**Work instructions**
Each line of the data that includes "lista" must be copied.

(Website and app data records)

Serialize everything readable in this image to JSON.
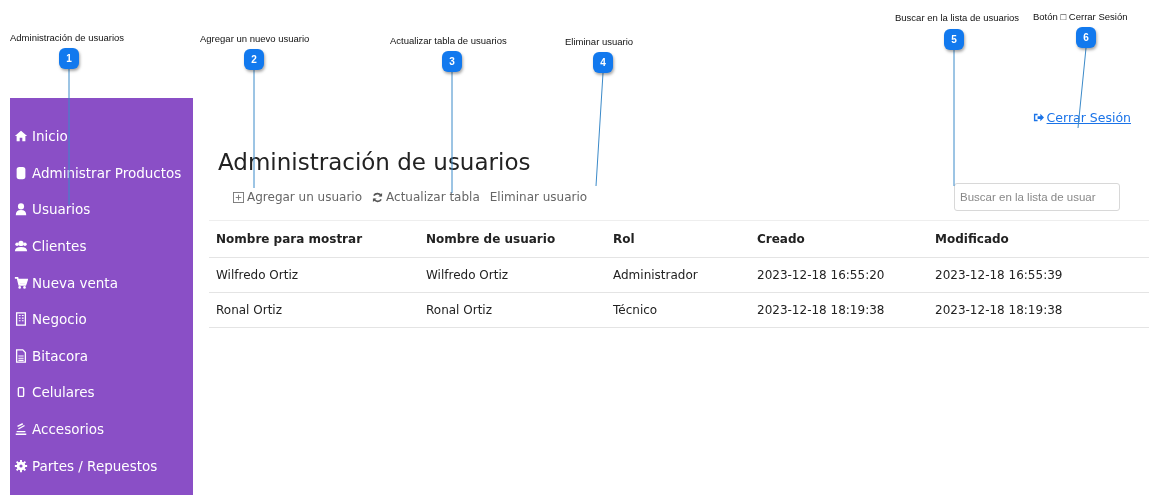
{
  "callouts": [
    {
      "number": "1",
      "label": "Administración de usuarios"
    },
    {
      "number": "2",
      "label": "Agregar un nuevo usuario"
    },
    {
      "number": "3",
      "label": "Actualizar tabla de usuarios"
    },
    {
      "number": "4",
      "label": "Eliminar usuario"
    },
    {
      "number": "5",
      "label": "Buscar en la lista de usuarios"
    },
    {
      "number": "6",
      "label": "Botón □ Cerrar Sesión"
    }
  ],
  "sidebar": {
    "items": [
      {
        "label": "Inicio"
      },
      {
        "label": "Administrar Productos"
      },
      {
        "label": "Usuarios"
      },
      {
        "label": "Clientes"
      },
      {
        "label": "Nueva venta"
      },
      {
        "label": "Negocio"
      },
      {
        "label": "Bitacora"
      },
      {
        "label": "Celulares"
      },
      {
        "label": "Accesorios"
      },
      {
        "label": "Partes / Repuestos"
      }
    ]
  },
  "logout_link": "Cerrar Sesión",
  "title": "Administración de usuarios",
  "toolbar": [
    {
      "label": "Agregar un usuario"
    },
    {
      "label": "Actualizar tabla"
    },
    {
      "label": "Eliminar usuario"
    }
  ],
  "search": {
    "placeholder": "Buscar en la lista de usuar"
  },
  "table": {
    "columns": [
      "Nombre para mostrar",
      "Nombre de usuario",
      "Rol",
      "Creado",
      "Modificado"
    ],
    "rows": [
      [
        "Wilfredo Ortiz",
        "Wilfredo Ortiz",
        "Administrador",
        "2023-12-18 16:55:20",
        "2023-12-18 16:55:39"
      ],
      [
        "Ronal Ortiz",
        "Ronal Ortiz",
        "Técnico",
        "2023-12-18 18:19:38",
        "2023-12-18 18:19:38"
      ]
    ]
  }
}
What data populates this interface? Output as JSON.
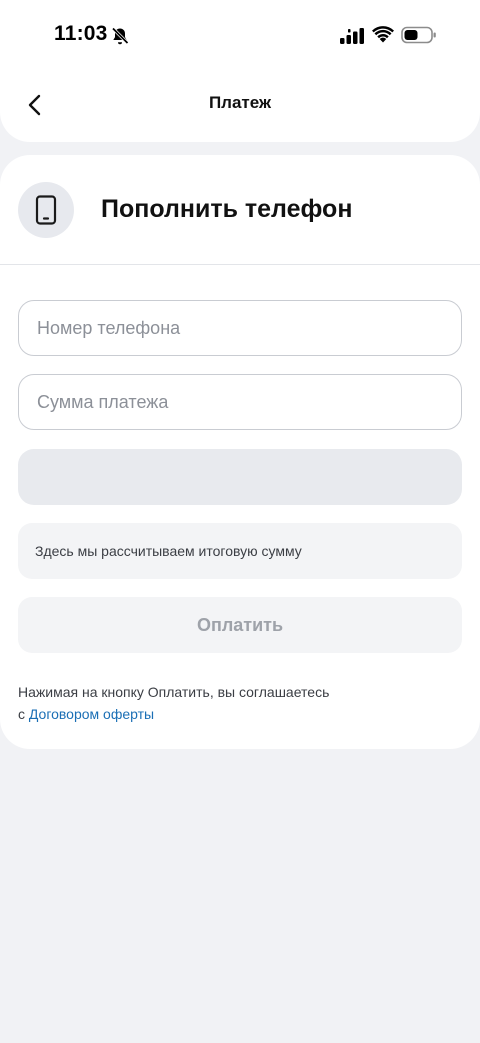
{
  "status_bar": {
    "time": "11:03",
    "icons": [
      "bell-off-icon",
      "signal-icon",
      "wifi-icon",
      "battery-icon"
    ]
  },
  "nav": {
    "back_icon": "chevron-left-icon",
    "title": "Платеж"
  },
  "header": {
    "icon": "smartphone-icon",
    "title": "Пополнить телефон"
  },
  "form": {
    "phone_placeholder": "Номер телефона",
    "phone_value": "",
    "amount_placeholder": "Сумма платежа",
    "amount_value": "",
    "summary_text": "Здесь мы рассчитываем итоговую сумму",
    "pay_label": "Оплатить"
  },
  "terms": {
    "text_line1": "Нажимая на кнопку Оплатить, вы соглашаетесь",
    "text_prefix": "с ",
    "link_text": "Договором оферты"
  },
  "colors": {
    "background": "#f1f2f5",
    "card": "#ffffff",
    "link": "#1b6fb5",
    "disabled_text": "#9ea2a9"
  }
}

**Your solution**
      "label": "Buscar en la lista de usuarios"
    "placeholder": "Buscar en la lista de usuar"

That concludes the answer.